Problem description:
Output each record exactly. Leave none out.

********

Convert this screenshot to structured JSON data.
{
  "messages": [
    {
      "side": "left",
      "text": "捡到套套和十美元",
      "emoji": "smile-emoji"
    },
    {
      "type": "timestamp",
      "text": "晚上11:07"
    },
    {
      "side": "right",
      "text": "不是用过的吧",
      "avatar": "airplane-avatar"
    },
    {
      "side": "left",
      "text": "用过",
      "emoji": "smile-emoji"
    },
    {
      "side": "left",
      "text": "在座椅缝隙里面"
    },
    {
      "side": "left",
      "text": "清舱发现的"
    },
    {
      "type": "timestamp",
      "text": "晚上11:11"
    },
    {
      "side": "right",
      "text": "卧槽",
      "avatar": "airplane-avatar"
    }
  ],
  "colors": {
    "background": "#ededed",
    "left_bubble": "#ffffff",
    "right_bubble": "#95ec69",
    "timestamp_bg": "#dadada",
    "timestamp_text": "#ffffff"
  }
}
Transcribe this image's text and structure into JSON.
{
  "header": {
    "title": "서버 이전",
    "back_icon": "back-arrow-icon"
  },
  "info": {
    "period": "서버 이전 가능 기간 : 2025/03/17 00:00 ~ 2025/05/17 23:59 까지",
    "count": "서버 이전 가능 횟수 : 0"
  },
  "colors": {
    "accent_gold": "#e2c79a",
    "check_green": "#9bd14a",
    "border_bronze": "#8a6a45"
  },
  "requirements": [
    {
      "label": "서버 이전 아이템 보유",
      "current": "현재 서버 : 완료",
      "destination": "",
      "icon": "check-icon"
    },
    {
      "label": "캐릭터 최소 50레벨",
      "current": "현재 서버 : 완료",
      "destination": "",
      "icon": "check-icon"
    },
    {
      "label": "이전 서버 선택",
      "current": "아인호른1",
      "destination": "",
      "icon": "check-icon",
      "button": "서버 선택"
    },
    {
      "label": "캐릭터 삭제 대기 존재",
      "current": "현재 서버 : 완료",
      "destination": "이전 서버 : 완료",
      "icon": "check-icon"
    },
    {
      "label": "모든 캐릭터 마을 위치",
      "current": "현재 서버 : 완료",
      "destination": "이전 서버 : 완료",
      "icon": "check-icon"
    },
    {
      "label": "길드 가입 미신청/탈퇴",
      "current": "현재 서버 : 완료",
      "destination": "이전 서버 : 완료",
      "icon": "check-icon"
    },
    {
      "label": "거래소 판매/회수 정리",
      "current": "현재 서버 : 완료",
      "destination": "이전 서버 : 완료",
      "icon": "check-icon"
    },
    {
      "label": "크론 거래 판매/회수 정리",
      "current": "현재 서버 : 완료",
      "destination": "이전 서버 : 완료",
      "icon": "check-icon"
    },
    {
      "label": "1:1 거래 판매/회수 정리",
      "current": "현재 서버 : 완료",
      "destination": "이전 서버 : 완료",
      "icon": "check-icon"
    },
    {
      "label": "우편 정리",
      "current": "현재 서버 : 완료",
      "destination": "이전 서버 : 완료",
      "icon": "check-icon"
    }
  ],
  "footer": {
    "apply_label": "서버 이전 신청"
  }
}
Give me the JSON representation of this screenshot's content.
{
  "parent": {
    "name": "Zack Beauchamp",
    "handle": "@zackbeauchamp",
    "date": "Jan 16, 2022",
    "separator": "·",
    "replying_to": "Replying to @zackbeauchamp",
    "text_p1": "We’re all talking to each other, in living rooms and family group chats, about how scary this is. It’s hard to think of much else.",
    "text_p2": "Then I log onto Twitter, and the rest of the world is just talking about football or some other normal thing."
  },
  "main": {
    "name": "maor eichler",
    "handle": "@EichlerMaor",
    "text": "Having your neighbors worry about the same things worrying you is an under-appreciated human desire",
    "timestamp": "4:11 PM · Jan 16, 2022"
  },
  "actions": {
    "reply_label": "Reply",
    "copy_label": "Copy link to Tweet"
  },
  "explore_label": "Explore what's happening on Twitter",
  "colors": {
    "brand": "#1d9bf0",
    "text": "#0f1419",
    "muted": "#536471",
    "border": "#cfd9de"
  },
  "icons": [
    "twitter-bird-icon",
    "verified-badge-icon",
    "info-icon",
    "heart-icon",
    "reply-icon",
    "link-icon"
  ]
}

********

The answer:
Convert this screenshot to structured JSON data.
{
  "messages": [
    {
      "side": "left",
      "text": "捡到套套和十美元",
      "emoji": "smile-emoji"
    },
    {
      "type": "timestamp",
      "text": "晚上11:07"
    },
    {
      "side": "right",
      "text": "不是用过的吧",
      "avatar": "airplane-avatar"
    },
    {
      "side": "left",
      "text": "用过",
      "emoji": "smile-emoji"
    },
    {
      "side": "left",
      "text": "在座椅缝隙里面"
    },
    {
      "side": "left",
      "text": "清舱发现的"
    },
    {
      "type": "timestamp",
      "text": "晚上11:11"
    },
    {
      "side": "right",
      "text": "卧槽",
      "avatar": "airplane-avatar"
    }
  ],
  "colors": {
    "background": "#ededed",
    "left_bubble": "#ffffff",
    "right_bubble": "#95ec69",
    "timestamp_bg": "#dadada",
    "timestamp_text": "#ffffff"
  }
}
Transcribe this image's text and structure into JSON.
{
  "header": {
    "title": "서버 이전",
    "back_icon": "back-arrow-icon"
  },
  "info": {
    "period": "서버 이전 가능 기간 : 2025/03/17 00:00 ~ 2025/05/17 23:59 까지",
    "count": "서버 이전 가능 횟수 : 0"
  },
  "colors": {
    "accent_gold": "#e2c79a",
    "check_green": "#9bd14a",
    "border_bronze": "#8a6a45"
  },
  "requirements": [
    {
      "label": "서버 이전 아이템 보유",
      "current": "현재 서버 : 완료",
      "destination": "",
      "icon": "check-icon"
    },
    {
      "label": "캐릭터 최소 50레벨",
      "current": "현재 서버 : 완료",
      "destination": "",
      "icon": "check-icon"
    },
    {
      "label": "이전 서버 선택",
      "current": "아인호른1",
      "destination": "",
      "icon": "check-icon",
      "button": "서버 선택"
    },
    {
      "label": "캐릭터 삭제 대기 존재",
      "current": "현재 서버 : 완료",
      "destination": "이전 서버 : 완료",
      "icon": "check-icon"
    },
    {
      "label": "모든 캐릭터 마을 위치",
      "current": "현재 서버 : 완료",
      "destination": "이전 서버 : 완료",
      "icon": "check-icon"
    },
    {
      "label": "길드 가입 미신청/탈퇴",
      "current": "현재 서버 : 완료",
      "destination": "이전 서버 : 완료",
      "icon": "check-icon"
    },
    {
      "label": "거래소 판매/회수 정리",
      "current": "현재 서버 : 완료",
      "destination": "이전 서버 : 완료",
      "icon": "check-icon"
    },
    {
      "label": "크론 거래 판매/회수 정리",
      "current": "현재 서버 : 완료",
      "destination": "이전 서버 : 완료",
      "icon": "check-icon"
    },
    {
      "label": "1:1 거래 판매/회수 정리",
      "current": "현재 서버 : 완료",
      "destination": "이전 서버 : 완료",
      "icon": "check-icon"
    },
    {
      "label": "우편 정리",
      "current": "현재 서버 : 완료",
      "destination": "이전 서버 : 완료",
      "icon": "check-icon"
    }
  ],
  "footer": {
    "apply_label": "서버 이전 신청"
  }
}
Give me the JSON representation of this screenshot's content.
{
  "parent": {
    "name": "Zack Beauchamp",
    "handle": "@zackbeauchamp",
    "date": "Jan 16, 2022",
    "separator": "·",
    "replying_to": "Replying to @zackbeauchamp",
    "text_p1": "We’re all talking to each other, in living rooms and family group chats, about how scary this is. It’s hard to think of much else.",
    "text_p2": "Then I log onto Twitter, and the rest of the world is just talking about football or some other normal thing."
  },
  "main": {
    "name": "maor eichler",
    "handle": "@EichlerMaor",
    "text": "Having your neighbors worry about the same things worrying you is an under-appreciated human desire",
    "timestamp": "4:11 PM · Jan 16, 2022"
  },
  "actions": {
    "reply_label": "Reply",
    "copy_label": "Copy link to Tweet"
  },
  "explore_label": "Explore what's happening on Twitter",
  "colors": {
    "brand": "#1d9bf0",
    "text": "#0f1419",
    "muted": "#536471",
    "border": "#cfd9de"
  },
  "icons": [
    "twitter-bird-icon",
    "verified-badge-icon",
    "info-icon",
    "heart-icon",
    "reply-icon",
    "link-icon"
  ]
}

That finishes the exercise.